It is a small, almost unremarkable creek when it starts out near K-42 highway in the northwestern corner of Sumner County.  To many people, it is first seen as it crosses under Highway 49, just north of Conway Springs.  
As it begins to flow away from Conway Springs, it starts to gain in size and scenic beauty.  A popular fishing spot for many locals is off of Springdale Road, just northeast of Conway Springs.  
Many Wellington residents know it as one of the venues for competition during the Great Race that is held every year in Woods Park.  The creek is of moderate size by the time it reaches Wellington , with many people coming to this area to fish, especially around the spillway.  
According to the National Weather Service, Slate Creek, near Wellington, has crested at rather high levels in the past few decades.  
On July 31st of this year, it reached a height of 20.07 feet.  During the Flood of 2016, Slate Creek reached 23 feet on Sept. 10th of that that year.  On April 27th of 2009, Slate Creek peaked at 23.80 feet.  The year before that, the creek reached 24.28 feet on Sept. 13th, 2008.  The highest recorded amount, however, was 25.82 feet on June 17th, 1975.
Water begins to overflow the banks when it reached nineteen feet.  Minor low land flooding can be expected along the creek.  
When the creek reached 23.5 feet, the Kansas Turnpike will begin to flood between mile marker 14 and 15 which is near the vicinity of Slate Creek.

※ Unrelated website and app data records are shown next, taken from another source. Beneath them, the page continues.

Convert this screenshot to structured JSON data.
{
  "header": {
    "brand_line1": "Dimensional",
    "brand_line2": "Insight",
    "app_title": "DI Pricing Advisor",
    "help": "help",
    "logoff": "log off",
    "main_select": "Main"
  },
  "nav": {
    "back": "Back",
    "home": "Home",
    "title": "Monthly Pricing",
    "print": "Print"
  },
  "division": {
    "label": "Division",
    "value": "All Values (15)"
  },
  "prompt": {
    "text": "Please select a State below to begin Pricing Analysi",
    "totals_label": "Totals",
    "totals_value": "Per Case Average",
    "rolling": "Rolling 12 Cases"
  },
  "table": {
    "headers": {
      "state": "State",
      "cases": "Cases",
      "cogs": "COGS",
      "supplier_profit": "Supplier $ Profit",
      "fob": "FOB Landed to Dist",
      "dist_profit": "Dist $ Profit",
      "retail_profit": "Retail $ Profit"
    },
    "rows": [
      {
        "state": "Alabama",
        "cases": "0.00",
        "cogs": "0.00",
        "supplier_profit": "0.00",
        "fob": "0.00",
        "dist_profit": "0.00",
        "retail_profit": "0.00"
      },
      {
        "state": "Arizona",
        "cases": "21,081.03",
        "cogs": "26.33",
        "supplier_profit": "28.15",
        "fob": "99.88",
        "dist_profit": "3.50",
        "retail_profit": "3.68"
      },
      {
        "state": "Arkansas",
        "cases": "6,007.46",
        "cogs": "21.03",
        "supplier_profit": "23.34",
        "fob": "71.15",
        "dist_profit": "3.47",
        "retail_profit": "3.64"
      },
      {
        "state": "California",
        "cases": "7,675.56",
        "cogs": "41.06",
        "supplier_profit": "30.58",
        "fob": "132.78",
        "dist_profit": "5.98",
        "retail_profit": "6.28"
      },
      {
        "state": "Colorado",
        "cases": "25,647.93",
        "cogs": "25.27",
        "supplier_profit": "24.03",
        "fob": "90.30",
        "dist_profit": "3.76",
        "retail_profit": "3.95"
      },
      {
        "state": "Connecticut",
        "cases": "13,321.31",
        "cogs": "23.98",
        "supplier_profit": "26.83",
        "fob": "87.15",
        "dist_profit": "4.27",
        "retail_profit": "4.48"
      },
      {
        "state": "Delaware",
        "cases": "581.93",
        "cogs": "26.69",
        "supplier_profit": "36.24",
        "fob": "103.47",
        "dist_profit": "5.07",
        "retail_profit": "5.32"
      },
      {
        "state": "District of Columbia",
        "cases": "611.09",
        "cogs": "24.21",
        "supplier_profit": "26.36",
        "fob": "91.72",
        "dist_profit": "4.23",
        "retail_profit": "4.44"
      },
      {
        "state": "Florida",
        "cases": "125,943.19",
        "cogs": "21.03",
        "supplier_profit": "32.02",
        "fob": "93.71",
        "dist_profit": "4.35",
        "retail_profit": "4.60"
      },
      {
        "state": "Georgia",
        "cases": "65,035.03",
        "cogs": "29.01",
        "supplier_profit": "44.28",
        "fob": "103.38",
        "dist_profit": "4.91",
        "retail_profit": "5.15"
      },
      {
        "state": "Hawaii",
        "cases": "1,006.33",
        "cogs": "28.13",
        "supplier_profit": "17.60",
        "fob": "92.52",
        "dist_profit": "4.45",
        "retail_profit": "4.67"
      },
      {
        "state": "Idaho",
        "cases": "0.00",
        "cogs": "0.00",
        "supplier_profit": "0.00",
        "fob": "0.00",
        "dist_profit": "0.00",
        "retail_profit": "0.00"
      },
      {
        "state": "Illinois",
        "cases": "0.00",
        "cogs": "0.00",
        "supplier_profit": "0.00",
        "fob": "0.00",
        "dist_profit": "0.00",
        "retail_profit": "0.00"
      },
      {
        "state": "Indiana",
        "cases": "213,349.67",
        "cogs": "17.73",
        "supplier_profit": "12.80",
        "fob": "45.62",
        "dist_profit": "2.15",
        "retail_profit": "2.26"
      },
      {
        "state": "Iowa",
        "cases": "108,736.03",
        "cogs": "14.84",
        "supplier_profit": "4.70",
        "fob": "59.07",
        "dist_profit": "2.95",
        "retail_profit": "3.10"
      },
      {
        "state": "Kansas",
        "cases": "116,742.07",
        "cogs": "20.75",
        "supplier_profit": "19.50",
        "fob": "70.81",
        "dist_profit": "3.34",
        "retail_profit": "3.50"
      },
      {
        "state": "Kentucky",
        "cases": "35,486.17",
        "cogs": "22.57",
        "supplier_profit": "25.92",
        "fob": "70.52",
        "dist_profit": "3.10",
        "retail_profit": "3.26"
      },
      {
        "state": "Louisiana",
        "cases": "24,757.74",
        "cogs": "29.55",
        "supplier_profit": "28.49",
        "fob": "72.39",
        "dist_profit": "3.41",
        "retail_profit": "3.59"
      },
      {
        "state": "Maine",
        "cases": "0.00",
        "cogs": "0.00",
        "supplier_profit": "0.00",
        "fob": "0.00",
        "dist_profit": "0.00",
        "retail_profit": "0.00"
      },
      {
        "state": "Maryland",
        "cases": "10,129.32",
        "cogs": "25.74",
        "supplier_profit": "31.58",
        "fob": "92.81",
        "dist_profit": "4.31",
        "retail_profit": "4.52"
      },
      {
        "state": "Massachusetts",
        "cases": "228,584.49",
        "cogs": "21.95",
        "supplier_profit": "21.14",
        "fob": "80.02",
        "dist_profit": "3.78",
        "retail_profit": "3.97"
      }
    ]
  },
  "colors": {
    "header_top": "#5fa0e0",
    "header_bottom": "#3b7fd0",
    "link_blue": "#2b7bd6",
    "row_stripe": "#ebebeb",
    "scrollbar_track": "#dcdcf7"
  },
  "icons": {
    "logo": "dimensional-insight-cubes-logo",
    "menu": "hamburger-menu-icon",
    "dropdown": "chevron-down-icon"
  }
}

Expect possible road closure near this section of the turnpike if creek continues to rise.
Finally, when the creek reaches 25.7 feet, water begins to flow across Highway 81 just to the north of the river gage site located south of town.
Slate Creek lends itself to two locales near its route after it leaves Wellington.  Slate Creek Wildlife Area is southwest of Oxford.  It covers 947 acres, of which fifty are wetlands.  There is no automobile traffic allowed in the wetlands, but hiking in this area makes for a very positive experience for the wildlife.  
White-tailed deer, coyotes, raccoons, and muskrats are often spotted in this area.  Many varieties of birds can also be seen, as many avid bird watchers and photographers can be seen in this area.  
A small observation tower is installed in the area.
Slate Creek Bed and Breakfast is also located not far from there.  It has been the location of many a wedding or get-together over the years.  
Southeast of Oxford, Slate Creek empties into the Arkansas River.